Dataset rows for apps and sites:
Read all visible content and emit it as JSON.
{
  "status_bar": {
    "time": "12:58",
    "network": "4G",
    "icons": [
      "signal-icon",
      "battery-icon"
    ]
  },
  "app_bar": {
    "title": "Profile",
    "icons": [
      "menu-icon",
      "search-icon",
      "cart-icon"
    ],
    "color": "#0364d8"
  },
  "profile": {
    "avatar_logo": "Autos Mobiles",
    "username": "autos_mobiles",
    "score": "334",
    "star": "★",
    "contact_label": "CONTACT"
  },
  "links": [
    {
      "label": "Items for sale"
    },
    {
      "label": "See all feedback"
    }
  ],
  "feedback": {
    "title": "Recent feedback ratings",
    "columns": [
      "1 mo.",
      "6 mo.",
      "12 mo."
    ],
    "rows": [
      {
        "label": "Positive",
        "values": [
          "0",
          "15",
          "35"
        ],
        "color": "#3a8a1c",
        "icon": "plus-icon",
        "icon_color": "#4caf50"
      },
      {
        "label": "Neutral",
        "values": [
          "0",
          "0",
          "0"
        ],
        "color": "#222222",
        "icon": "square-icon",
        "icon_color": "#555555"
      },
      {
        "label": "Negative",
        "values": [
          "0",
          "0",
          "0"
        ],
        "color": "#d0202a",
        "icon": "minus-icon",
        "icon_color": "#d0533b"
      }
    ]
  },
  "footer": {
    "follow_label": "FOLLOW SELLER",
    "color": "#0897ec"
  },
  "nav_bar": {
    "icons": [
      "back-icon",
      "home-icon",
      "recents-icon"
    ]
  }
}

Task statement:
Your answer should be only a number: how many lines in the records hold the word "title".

Exercise output:
2